TASK: Answer with nothing but the number of lines in the listing below that contain "subtitle".

LISTED RECORDS:
▬▬▬▬▬▬
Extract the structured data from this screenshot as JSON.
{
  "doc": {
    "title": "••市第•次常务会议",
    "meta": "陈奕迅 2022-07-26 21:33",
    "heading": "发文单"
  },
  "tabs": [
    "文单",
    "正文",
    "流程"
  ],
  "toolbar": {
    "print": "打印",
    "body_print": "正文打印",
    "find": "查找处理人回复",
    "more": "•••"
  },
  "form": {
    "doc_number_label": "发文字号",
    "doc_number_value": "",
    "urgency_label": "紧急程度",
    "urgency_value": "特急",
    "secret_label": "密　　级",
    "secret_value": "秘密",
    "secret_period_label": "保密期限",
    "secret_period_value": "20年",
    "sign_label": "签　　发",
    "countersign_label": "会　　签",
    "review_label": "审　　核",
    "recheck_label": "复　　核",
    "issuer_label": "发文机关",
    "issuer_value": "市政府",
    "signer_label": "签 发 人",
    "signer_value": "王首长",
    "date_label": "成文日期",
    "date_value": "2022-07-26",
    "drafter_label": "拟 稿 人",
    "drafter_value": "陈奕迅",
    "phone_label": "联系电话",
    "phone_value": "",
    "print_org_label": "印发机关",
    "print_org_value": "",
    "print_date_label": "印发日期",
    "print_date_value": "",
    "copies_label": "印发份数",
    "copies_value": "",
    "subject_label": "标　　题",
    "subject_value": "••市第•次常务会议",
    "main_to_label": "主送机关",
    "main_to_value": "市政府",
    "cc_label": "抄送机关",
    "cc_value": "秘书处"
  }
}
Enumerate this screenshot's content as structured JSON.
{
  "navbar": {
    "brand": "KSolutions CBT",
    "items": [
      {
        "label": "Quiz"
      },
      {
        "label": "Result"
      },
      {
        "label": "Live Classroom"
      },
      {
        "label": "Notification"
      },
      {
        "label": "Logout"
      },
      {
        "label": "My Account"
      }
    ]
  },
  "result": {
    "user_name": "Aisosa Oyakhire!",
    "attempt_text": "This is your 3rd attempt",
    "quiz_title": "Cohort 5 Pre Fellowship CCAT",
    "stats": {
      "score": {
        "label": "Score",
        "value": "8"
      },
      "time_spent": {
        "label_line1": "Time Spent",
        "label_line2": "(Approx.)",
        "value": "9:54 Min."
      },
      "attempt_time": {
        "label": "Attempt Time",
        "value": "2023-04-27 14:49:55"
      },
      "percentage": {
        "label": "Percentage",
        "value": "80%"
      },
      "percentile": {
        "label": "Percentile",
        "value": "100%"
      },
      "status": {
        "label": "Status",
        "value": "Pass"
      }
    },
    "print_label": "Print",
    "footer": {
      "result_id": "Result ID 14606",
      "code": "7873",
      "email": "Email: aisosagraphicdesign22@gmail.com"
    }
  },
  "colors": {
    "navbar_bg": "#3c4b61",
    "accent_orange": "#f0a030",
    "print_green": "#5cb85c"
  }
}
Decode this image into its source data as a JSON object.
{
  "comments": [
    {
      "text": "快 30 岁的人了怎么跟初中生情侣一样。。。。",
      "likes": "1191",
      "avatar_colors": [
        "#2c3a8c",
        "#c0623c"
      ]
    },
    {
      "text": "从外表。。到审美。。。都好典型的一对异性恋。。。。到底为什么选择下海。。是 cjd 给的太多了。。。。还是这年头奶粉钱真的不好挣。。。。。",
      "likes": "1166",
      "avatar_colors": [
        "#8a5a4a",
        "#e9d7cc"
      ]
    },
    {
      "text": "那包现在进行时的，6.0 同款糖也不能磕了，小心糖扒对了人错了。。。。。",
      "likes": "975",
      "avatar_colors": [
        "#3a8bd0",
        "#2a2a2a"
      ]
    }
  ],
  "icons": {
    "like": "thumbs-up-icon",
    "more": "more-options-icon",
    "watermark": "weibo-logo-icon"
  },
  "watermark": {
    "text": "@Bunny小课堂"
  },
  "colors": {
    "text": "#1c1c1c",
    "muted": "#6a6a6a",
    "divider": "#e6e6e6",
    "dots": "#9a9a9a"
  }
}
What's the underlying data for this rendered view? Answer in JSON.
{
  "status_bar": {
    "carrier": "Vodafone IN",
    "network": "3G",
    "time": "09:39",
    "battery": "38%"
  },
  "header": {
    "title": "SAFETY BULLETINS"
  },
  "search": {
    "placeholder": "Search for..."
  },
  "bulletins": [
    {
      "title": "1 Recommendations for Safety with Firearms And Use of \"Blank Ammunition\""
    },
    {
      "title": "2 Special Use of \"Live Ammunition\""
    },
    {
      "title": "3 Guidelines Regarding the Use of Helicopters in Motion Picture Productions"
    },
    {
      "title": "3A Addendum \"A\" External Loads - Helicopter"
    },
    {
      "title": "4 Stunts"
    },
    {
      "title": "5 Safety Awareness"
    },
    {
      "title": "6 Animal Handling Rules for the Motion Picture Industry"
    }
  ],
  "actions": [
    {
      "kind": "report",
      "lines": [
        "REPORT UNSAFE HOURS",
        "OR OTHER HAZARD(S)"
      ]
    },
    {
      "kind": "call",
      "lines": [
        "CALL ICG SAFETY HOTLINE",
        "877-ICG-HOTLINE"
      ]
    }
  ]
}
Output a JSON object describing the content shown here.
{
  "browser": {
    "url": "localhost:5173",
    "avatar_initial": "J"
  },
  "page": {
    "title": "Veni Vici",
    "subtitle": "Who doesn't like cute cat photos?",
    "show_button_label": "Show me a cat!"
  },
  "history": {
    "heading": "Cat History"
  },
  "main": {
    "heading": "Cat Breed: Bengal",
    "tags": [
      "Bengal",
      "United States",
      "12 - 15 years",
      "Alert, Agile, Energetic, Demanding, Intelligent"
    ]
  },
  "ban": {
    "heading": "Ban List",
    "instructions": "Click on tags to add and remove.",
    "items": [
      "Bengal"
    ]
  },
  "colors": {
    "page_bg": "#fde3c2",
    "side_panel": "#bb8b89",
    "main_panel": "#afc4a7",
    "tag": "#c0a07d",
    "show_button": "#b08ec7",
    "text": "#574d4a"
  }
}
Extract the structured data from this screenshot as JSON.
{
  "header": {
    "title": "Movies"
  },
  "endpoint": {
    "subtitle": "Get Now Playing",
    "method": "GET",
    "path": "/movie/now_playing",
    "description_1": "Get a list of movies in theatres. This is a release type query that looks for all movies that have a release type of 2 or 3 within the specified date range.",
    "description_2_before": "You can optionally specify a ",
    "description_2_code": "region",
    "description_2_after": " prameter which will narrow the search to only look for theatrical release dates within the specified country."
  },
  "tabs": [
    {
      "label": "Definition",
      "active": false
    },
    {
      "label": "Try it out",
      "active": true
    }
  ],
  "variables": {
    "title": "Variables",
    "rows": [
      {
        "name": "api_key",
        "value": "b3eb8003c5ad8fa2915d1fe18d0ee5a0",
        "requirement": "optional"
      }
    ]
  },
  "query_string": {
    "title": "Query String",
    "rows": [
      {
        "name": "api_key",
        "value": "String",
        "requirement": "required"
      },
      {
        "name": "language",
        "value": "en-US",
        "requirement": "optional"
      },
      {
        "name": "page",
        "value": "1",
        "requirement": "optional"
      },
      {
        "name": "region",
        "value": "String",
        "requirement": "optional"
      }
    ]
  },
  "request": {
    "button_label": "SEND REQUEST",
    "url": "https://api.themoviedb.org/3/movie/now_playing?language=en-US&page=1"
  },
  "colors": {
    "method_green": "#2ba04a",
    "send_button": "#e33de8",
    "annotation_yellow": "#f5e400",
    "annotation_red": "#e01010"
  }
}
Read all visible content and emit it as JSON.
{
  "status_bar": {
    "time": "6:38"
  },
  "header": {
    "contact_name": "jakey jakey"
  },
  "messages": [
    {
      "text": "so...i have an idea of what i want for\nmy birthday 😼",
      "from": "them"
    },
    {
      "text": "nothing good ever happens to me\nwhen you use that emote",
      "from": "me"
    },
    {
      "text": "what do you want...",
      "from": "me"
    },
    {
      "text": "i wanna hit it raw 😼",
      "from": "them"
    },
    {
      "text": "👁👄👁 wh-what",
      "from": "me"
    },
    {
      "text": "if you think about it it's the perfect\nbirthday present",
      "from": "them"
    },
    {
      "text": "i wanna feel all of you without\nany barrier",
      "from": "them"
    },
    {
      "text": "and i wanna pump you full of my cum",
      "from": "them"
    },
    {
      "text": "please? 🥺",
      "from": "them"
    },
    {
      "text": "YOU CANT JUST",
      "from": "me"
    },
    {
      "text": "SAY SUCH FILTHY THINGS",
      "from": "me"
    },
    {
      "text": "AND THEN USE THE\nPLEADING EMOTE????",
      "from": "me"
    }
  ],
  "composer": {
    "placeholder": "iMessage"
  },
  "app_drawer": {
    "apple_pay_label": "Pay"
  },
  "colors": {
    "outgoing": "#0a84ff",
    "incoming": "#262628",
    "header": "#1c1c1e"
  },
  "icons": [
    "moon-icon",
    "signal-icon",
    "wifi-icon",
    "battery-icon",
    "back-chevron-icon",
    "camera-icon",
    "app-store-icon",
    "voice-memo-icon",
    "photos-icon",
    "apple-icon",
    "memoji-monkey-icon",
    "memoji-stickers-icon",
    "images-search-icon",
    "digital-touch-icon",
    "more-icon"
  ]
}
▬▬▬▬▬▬
THE ANSWER: 2